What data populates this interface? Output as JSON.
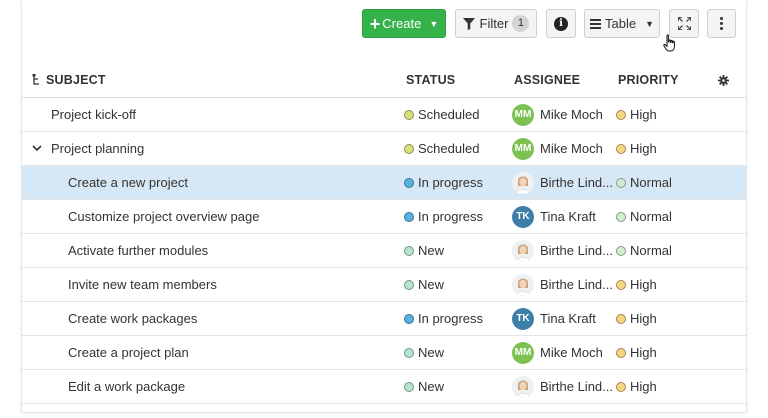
{
  "toolbar": {
    "create_label": "Create",
    "filter_label": "Filter",
    "filter_count": "1",
    "view_label": "Table"
  },
  "columns": {
    "subject": "SUBJECT",
    "status": "STATUS",
    "assignee": "ASSIGNEE",
    "priority": "PRIORITY"
  },
  "rows": [
    {
      "subject": "Project kick-off",
      "status": "Scheduled",
      "assignee": "Mike Moch",
      "initials": "MM",
      "priority": "High"
    },
    {
      "subject": "Project planning",
      "status": "Scheduled",
      "assignee": "Mike Moch",
      "initials": "MM",
      "priority": "High"
    },
    {
      "subject": "Create a new project",
      "status": "In progress",
      "assignee": "Birthe Lind...",
      "initials": "",
      "priority": "Normal"
    },
    {
      "subject": "Customize project overview page",
      "status": "In progress",
      "assignee": "Tina Kraft",
      "initials": "TK",
      "priority": "Normal"
    },
    {
      "subject": "Activate further modules",
      "status": "New",
      "assignee": "Birthe Lind...",
      "initials": "",
      "priority": "Normal"
    },
    {
      "subject": "Invite new team members",
      "status": "New",
      "assignee": "Birthe Lind...",
      "initials": "",
      "priority": "High"
    },
    {
      "subject": "Create work packages",
      "status": "In progress",
      "assignee": "Tina Kraft",
      "initials": "TK",
      "priority": "High"
    },
    {
      "subject": "Create a project plan",
      "status": "New",
      "assignee": "Mike Moch",
      "initials": "MM",
      "priority": "High"
    },
    {
      "subject": "Edit a work package",
      "status": "New",
      "assignee": "Birthe Lind...",
      "initials": "",
      "priority": "High"
    }
  ],
  "colors": {
    "create_button": "#35b24a",
    "selected_row": "#d6e8f6",
    "status_scheduled": "#d8e07a",
    "status_in_progress": "#5ab2e0",
    "status_new": "#b3e5cf",
    "priority_high": "#f5d580",
    "priority_normal": "#cfeed0",
    "avatar_mm": "#7cc152",
    "avatar_tk": "#3d7fa8"
  },
  "icons": {
    "create": "plus-icon",
    "filter": "funnel-icon",
    "info": "info-icon",
    "view": "table-view-icon",
    "fullscreen": "expand-icon",
    "more": "kebab-menu-icon",
    "hierarchy": "hierarchy-icon",
    "settings": "gear-icon",
    "collapse": "chevron-down-icon"
  }
}
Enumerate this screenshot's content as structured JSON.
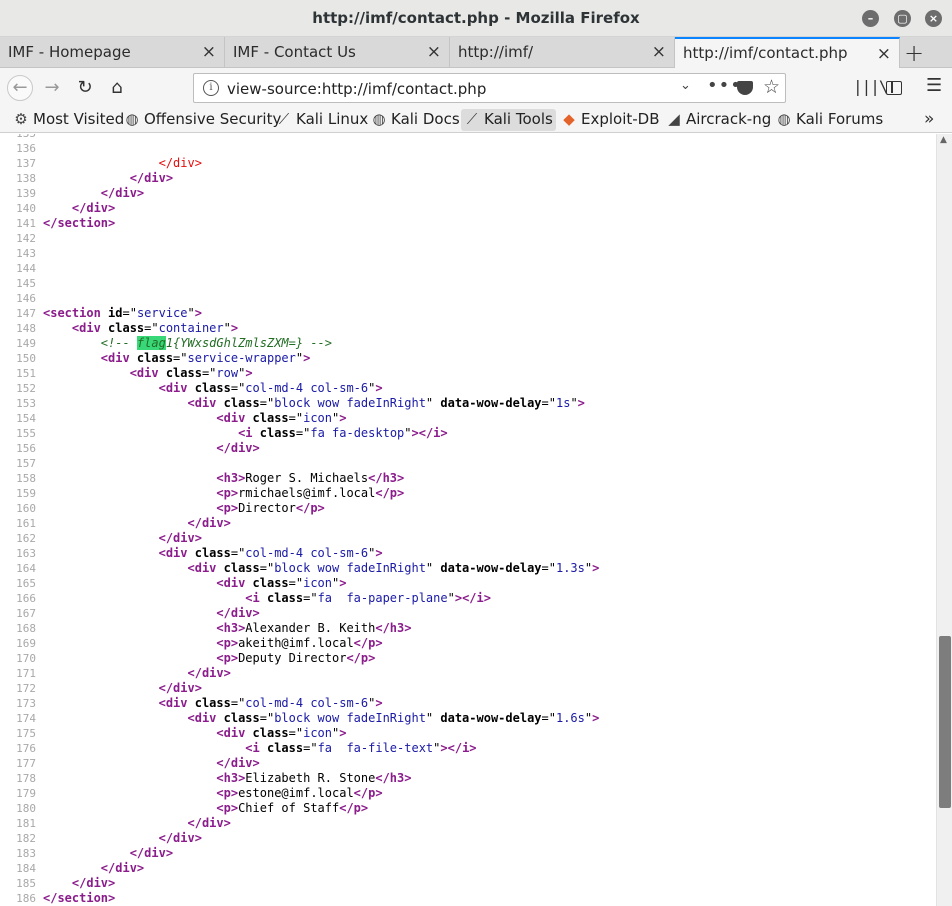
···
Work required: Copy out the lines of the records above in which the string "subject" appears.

Written answer:
    "subject": "SUBJECT",
      "subject": "Project kick-off",
      "subject": "Project planning",
      "subject": "Create a new project",
      "subject": "Customize project overview page",
      "subject": "Activate further modules",
      "subject": "Invite new team members",
      "subject": "Create work packages",
      "subject": "Create a project plan",
      "subject": "Edit a work package",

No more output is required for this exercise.